This is just going to be one of those things that's going to be needing continual monitoring. I've been raising the HMRC's administration of taxpayers, the database, particularly the correct coding of addresses, which started out being quite problematic in Scotland. Wales has been second to the party, if you like—has had the benefits of that experience—and HMRC, of course, will be looking at this. But I think the question is—. This is going to be something that needs continual monitoring, because, as taxpayers move out from England to Wales, are they being picked up as soon as they move in? People particularly with no fixed address or with multiple addresses in the year: is HMRC mobile and flexible enough to pick up these small changes? It doesn't really matter right now, because the block grant adjustment in the first year equalled the offset tax, but, as we go forward, and particularly if we're looking at changes to tax rates, administration is going to be really, really key, I think, given the Welsh Government's contract with HMRC over tax collection. I think that's a role for both the Welsh Government and the Senedd to participate in.

Okay. And can I invite the OECD to respond to that and maybe to leave us with any final, concluding remarks?

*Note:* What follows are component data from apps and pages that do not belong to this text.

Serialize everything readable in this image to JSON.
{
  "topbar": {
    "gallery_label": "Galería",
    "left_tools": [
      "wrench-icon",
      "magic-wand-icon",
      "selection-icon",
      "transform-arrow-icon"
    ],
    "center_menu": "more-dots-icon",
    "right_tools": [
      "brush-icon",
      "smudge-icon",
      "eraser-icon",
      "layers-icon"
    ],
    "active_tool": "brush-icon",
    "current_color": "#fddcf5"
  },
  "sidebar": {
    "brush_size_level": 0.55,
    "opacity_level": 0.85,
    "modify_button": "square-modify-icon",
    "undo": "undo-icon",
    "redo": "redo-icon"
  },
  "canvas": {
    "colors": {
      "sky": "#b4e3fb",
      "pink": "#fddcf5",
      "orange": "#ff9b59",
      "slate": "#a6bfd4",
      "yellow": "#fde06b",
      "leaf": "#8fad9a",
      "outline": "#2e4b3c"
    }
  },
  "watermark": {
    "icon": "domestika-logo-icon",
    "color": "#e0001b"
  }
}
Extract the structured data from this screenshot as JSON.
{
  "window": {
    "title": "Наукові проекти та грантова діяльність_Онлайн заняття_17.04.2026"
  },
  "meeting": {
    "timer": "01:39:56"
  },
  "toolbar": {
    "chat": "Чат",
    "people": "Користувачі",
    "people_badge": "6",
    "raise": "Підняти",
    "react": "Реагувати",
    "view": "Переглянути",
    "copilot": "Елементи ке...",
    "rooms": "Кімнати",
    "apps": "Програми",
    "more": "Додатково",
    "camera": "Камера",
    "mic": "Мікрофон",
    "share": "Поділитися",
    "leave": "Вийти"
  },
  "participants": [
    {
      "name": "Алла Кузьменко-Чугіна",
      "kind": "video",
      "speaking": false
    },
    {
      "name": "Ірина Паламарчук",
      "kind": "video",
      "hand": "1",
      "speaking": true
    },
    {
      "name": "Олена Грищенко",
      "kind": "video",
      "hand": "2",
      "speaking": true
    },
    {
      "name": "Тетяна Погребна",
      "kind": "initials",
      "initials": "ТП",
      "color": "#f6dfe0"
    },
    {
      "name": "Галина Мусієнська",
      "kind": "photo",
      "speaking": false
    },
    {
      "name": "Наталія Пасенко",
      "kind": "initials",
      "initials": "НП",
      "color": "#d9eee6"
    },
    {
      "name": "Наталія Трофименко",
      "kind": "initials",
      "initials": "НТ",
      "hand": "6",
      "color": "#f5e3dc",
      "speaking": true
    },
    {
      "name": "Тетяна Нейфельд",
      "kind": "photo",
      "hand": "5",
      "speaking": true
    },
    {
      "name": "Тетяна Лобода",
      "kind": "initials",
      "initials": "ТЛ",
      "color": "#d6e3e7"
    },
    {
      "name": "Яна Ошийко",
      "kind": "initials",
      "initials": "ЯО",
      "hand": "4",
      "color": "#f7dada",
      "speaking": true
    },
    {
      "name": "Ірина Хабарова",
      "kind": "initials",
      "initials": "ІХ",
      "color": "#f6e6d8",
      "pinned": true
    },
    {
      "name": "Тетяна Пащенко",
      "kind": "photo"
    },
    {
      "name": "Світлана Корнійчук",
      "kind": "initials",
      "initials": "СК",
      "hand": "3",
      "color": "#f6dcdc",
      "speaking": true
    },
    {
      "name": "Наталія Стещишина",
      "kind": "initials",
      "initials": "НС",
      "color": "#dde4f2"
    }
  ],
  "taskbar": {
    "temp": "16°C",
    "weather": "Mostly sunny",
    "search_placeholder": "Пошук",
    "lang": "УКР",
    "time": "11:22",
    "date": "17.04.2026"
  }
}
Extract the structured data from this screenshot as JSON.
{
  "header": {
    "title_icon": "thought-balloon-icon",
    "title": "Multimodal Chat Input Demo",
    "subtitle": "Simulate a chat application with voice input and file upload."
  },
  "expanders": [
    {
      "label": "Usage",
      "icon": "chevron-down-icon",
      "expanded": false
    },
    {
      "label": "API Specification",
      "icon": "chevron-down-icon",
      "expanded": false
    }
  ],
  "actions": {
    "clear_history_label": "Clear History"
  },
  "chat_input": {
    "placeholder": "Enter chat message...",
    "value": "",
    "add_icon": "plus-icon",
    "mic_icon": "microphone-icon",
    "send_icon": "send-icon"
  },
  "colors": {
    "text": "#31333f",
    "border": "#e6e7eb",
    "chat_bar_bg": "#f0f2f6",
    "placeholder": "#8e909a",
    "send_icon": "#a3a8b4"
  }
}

Yes, thank you. In terms of the spillovers, one important additional element I would want to put on the table is that, in the report, it is mentioned that, perhaps as part of the mobility and the behavioural assumption, people in the UK could buy a second property in Wales and start declaring their income in Wales rather than currently in the rest of the UK. Now, in reality, often, things are a lot more complex than that because, in income tax systems and as part of treaties, the country that has got the taxing rights depends on where the actual residency is of the taxpayer. So, while I don't have any understanding of how these rules are currently in Wales and in the rest of the UK, but one possible spillover would be that the rest of the UK would make it a lot more strict and difficult to just change residency from one country to the other, and actually to have more tests included, like what is normal practice in OECD countries—that you have to declare your income where you actually live, where you spend most of your time, where your family lives, where your children go to school. So, that idea of buying a second residency and then declaring income in Wales because the tax rates are lower there—that very likely will not work, or it will induce a change in the behaviour of the rest of the UK, so that's a kind of spillover effect, in the sense that the other countries will respond to any change you do in your PIT-rate schedule.


Okay, fine. Well, can I thank you all for your evidence this morning? Can I thank David, Bert and Sean in Paris for joining us, and also Ed and Guto here in Cardiff? We're really grateful for your evidence. It's been really valuable and it'll certainly enrich our deliberations on this particular subject. 

Diolch yn fawr iawn am ymuno â ni. 

Thank you very much for joining us.

Thank you very much for joining us.

Thanks very much. Our pleasure.

5. Cynnig o dan Reol Sefydlog 17.42 i benderfynu gwahardd y cyhoedd o weddill y cyfarfod
5. Motion under Standing Order 17.42 to resolve to exclude the public from the remainder of the meeting


bod y pwyllgor yn penderfynu gwahardd y cyhoedd o weddill y cyfarfod yn unol â Rheol Sefydlog 17.42(vi).


that the committee resolves to exclude the public from the remainder of the meeting in accordance with Standing Order 17.42(vi).

Cynigiwyd y cynnig.

Motion moved.

We'll now move into private session as a committee, so I propose, in accordance with Standing Order 17.42(vi), that the committee resolves to exclude the public from the remainder of the meeting. Are all Members content? Content. Diolch yn fawr. We'll move into private session.

Derbyniwyd y cynnig.

Daeth rhan gyhoeddus y cyfarfod i ben am 11:06.

Motion agreed.

The public part of the meeting ended at 11:06.